For a good number of people, the idea of economic and emotional autonomy is nerve wracking.  The financial climate of this country is currently, well, horrendous – unemployment rates are up, graduating classes are large and there’s a fierce amount of competition in the work place; the unfortunate fact of the matter is that it’s driving many people to move back home.  The problem with being back home, is psychologically it is easier to revert back to older, younger and more immature ways of both thinking and behaving.  On the flip side, are the people who have moved out, gotten a job but because of monetary instability are still somewhat reliant on their family.  So almost either way you spin it, we still haven’t been forced to grow up – yet.

Lately I’ve been hounding myself into it – thankfully, maturity doesn’t have to happen right away and it certainly doesn’t have to be all at once.  But little by little, piece by piece – I’m finally generating these proactive urges to get my life together and get on with all of it.

The first step for independence was figuring out my expenses.  Each time I’d sit down and try to do my expenses these three thoughts would cross my mind: (1) This is so important, I can’t believe I’ve never done this before and I can’t wait to see what happens; (2) I spend a lot of money on things that aren’t part of my long term, bigger picture – what the hell?; (3) Oh my god, I’m a hot mess and my brain hurts – this experiment is over!  Right around that time I pound a beer, go on my porch and lament about forcing myself to become older and wiser.

I don’t know what got into me last night, but I printed off my last banking statements and started highlighting, sifting and sorting through the wreckage.  Then I had a few unsettling epiphanies…

  • The price of one lunch at the Whole Foods deli is about the same as I pay for most of my fruits, vegetables and herbs for the week from Cochran Produce.
  • For every two nice beers I buy out on the town, I could buy a six-pack for my kitchen.
  • Each meal that I’ve had delivered from Nakkara (and let me tell you, they make the best Peking Duck Rolls ever) is equivalent in  price to my juices, meats and dairy products for the week from Trader Joes
  • My lunches when I go into work are actually cheaper than my lunches when I work from home.
  • Last, least and most unfortunately: concerts, DJ sets and shows are expensive.

Like most people I know, I’m learning the hard way: I’m learning how to make smarter, economically conservative decisions; I’m figuring out sooner than later that I can’t exactly afford to maintain this seemingly lush life that I’ve been living; and finally, I’m learning to be conservative with my time, money and energy.
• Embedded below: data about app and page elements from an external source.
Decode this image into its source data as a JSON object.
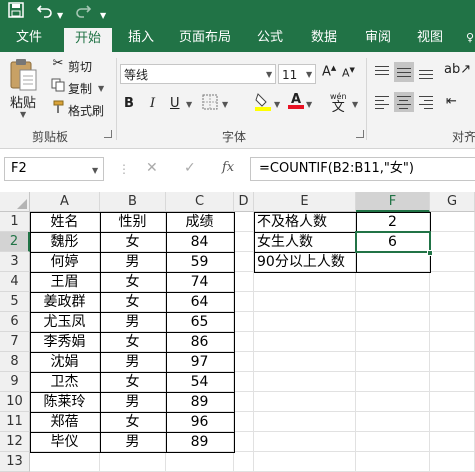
{
  "qat": {
    "save_icon": "save-icon",
    "undo_icon": "undo-icon",
    "redo_icon": "redo-icon",
    "customize_icon": "customize-qat-icon"
  },
  "tabs": [
    "文件",
    "开始",
    "插入",
    "页面布局",
    "公式",
    "数据",
    "审阅",
    "视图"
  ],
  "active_tab": "开始",
  "ribbon": {
    "clipboard": {
      "paste": "粘贴",
      "cut": "剪切",
      "copy": "复制",
      "format_painter": "格式刷",
      "group": "剪贴板"
    },
    "font": {
      "name": "等线",
      "size": "11",
      "bold": "B",
      "italic": "I",
      "underline": "U",
      "wen": "wén",
      "wen_char": "文",
      "group": "字体"
    },
    "alignment": {
      "group": "对齐"
    }
  },
  "formula_bar": {
    "name_box": "F2",
    "cancel": "✕",
    "enter": "✓",
    "fx": "fx",
    "formula": "=COUNTIF(B2:B11,\"女\")"
  },
  "columns": [
    "A",
    "B",
    "C",
    "D",
    "E",
    "F",
    "G"
  ],
  "rows": [
    "1",
    "2",
    "3",
    "4",
    "5",
    "6",
    "7",
    "8",
    "9",
    "10",
    "11",
    "12",
    "13"
  ],
  "selected": {
    "column": "F",
    "row": "2"
  },
  "cells": {
    "A": [
      "姓名",
      "魏彤",
      "何婷",
      "王眉",
      "姜政群",
      "尤玉凤",
      "李秀娟",
      "沈娟",
      "卫杰",
      "陈莱玲",
      "郑蓓",
      "毕仪"
    ],
    "B": [
      "性别",
      "女",
      "男",
      "女",
      "女",
      "男",
      "女",
      "男",
      "女",
      "男",
      "女",
      "男"
    ],
    "C": [
      "成绩",
      "84",
      "59",
      "74",
      "64",
      "65",
      "86",
      "97",
      "54",
      "89",
      "96",
      "89"
    ],
    "E": [
      "不及格人数",
      "女生人数",
      "90分以上人数"
    ],
    "F": [
      "2",
      "6",
      ""
    ]
  },
  "colors": {
    "accent": "#217346",
    "font_color": "#e81123",
    "highlight": "#ffff00"
  }
}
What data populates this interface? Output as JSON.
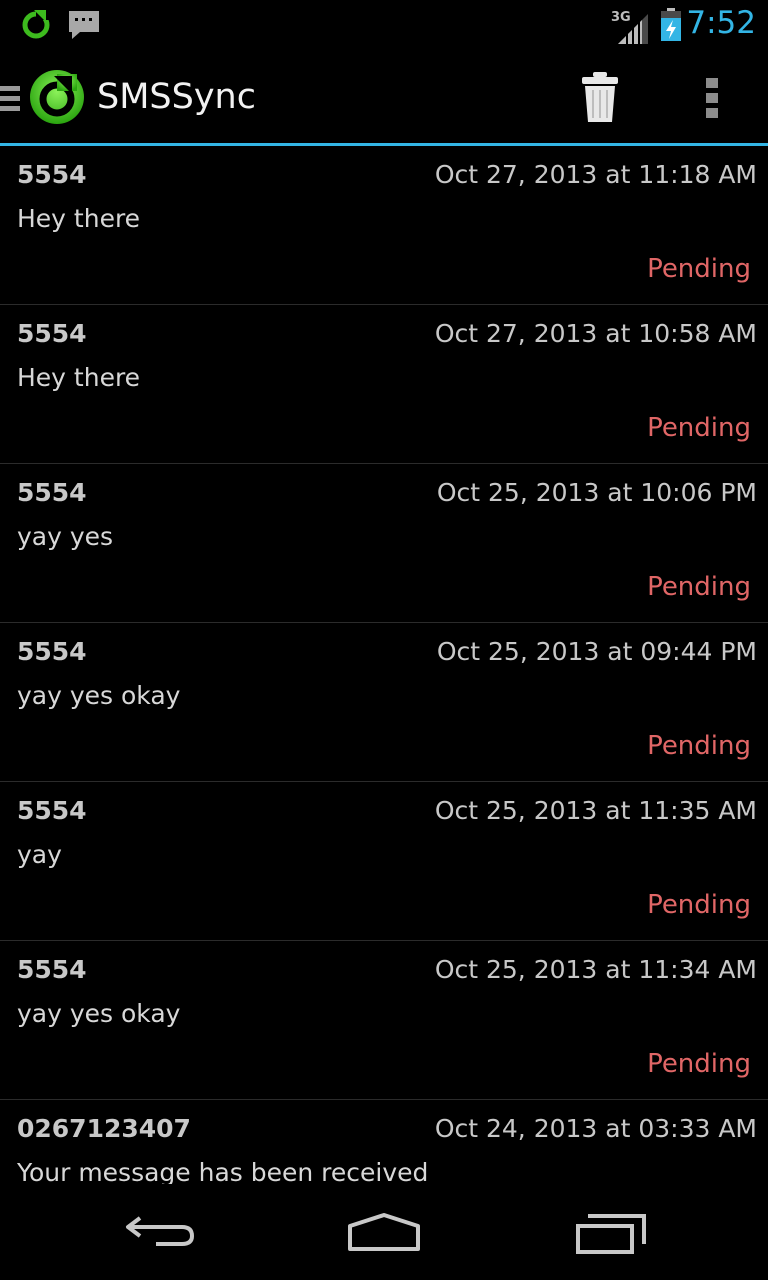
{
  "status_bar": {
    "network_type": "3G",
    "clock": "7:52",
    "icons": [
      "sync-notification-icon",
      "message-notification-icon",
      "signal-icon",
      "battery-charging-icon"
    ]
  },
  "action_bar": {
    "title": "SMSSync",
    "icons": [
      "drawer-indicator-icon",
      "app-logo-icon",
      "trash-icon",
      "overflow-menu-icon"
    ]
  },
  "messages": [
    {
      "from": "5554",
      "date": "Oct 27, 2013 at 11:18 AM",
      "body": "Hey there",
      "status": "Pending"
    },
    {
      "from": "5554",
      "date": "Oct 27, 2013 at 10:58 AM",
      "body": "Hey there",
      "status": "Pending"
    },
    {
      "from": "5554",
      "date": "Oct 25, 2013 at 10:06 PM",
      "body": "yay yes",
      "status": "Pending"
    },
    {
      "from": "5554",
      "date": "Oct 25, 2013 at 09:44 PM",
      "body": "yay yes okay",
      "status": "Pending"
    },
    {
      "from": "5554",
      "date": "Oct 25, 2013 at 11:35 AM",
      "body": "yay",
      "status": "Pending"
    },
    {
      "from": "5554",
      "date": "Oct 25, 2013 at 11:34 AM",
      "body": "yay yes okay",
      "status": "Pending"
    },
    {
      "from": "0267123407",
      "date": "Oct 24, 2013 at 03:33 AM",
      "body": "Your message has been received",
      "status": ""
    }
  ],
  "nav_bar": {
    "icons": [
      "back-icon",
      "home-icon",
      "recents-icon"
    ]
  },
  "colors": {
    "accent": "#33b5e5",
    "pending": "#e06666",
    "logo_green": "#3dbb1e",
    "background": "#000000"
  }
}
My college friends and I have been lamenting lately that we can’t party like we used to; but I think it’s more than that – we’re not willing to sacrifice our current stability for things that were fun once upon a time.  We’ve lived, we’ve learned, and we’re not trying to backtrack.  We have 9-5 jobs that pay the rent and our bills; we have a firm understanding of our position within society and aren’t willing to sacrifice it to remake mistakes, regardless of how fun they were.